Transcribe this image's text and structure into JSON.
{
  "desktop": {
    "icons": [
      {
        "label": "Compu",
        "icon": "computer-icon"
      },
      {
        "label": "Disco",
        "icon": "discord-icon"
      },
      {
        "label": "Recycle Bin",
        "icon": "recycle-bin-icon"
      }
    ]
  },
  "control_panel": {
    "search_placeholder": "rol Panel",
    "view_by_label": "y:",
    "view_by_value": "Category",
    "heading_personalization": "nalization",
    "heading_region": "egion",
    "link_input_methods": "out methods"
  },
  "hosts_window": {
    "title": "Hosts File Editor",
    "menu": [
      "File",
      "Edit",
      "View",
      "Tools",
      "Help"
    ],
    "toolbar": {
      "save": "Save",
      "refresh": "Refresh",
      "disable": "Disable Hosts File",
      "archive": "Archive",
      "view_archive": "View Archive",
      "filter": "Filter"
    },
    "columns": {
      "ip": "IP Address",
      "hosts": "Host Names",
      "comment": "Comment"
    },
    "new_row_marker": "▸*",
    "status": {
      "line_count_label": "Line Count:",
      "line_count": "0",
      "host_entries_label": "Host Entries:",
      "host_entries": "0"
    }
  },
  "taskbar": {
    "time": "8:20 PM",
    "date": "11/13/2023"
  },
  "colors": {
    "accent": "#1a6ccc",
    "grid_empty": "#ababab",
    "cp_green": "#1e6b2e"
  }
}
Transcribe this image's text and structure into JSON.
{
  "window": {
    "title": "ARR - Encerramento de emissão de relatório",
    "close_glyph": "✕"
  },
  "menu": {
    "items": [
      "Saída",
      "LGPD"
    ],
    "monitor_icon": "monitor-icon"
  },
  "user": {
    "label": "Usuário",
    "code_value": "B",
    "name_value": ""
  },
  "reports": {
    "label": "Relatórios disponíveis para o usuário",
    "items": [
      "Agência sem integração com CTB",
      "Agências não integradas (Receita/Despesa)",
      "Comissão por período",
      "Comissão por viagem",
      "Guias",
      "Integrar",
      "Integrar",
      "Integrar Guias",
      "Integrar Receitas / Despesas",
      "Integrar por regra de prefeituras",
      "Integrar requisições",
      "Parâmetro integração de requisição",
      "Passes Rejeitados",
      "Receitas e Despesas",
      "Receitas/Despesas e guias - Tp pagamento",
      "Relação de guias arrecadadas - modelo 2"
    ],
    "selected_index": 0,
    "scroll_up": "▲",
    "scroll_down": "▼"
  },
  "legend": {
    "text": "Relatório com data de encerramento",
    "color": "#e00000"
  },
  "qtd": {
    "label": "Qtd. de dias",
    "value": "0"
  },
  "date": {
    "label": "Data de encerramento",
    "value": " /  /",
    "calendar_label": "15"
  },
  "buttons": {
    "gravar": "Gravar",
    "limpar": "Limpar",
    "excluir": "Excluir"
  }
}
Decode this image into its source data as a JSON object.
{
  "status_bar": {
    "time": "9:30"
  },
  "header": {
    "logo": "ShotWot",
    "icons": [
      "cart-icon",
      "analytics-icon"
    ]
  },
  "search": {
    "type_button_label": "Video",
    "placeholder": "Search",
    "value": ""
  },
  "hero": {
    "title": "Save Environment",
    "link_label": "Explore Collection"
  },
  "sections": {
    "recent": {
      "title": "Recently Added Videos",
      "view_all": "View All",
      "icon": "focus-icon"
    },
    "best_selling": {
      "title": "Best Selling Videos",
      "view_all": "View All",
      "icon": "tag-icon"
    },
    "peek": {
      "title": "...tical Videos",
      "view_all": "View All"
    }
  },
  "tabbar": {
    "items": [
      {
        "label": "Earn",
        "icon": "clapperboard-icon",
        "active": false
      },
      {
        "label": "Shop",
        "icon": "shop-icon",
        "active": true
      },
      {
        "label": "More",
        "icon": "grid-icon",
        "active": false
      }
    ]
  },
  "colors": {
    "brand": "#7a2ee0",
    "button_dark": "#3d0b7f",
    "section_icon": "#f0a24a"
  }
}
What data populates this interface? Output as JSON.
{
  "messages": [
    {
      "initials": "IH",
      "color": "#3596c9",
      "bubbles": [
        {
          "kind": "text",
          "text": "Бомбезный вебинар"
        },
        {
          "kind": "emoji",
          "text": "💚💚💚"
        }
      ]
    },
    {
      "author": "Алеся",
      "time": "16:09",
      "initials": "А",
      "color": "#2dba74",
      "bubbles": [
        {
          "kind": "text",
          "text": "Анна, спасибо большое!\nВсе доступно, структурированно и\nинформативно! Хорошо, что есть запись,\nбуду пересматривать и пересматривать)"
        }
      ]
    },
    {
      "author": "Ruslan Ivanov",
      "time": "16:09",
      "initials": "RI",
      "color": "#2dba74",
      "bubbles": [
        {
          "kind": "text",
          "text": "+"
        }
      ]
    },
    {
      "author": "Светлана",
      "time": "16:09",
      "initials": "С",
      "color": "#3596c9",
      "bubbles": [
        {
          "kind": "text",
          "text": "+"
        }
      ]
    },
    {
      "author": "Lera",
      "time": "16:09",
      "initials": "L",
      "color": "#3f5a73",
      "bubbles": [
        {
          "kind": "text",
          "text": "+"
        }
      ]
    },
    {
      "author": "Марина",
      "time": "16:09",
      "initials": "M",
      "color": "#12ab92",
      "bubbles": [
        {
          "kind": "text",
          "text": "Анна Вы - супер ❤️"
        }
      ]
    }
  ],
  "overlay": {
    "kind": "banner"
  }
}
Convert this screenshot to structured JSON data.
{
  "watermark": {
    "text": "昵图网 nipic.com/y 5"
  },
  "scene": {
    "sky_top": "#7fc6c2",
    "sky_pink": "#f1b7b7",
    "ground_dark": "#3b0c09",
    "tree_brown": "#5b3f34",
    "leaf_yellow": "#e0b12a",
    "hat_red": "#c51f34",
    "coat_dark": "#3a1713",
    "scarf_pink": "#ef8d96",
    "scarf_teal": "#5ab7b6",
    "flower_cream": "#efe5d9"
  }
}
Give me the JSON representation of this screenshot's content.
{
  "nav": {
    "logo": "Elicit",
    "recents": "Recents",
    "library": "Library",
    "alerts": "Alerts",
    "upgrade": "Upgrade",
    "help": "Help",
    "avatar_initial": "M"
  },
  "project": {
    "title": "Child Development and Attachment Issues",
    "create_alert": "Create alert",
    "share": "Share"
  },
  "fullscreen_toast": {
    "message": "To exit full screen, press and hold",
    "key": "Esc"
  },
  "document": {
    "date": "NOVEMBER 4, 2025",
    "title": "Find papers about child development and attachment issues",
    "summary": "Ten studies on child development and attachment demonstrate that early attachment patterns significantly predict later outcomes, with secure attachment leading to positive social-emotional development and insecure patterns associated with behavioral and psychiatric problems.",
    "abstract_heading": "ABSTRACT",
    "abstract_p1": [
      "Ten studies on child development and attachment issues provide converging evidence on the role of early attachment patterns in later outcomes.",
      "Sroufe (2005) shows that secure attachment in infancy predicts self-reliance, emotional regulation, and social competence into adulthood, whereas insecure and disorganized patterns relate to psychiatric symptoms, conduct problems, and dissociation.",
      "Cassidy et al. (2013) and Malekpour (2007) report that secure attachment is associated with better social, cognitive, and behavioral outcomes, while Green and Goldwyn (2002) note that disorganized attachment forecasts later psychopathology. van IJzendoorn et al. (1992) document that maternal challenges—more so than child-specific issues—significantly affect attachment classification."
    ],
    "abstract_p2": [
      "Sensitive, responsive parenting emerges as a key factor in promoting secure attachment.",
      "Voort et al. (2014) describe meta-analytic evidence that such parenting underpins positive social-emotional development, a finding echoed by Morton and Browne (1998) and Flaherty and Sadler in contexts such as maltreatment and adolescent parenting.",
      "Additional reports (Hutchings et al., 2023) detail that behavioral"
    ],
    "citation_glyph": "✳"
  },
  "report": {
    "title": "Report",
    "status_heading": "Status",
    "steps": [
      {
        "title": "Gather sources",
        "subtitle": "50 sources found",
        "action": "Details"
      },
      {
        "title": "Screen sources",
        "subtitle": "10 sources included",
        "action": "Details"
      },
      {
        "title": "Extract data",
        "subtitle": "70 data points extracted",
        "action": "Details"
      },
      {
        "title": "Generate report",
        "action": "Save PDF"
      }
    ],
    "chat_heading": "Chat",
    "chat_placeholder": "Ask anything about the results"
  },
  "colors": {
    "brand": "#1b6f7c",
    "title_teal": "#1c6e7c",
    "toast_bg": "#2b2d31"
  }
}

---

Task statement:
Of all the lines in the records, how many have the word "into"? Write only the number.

Response:
4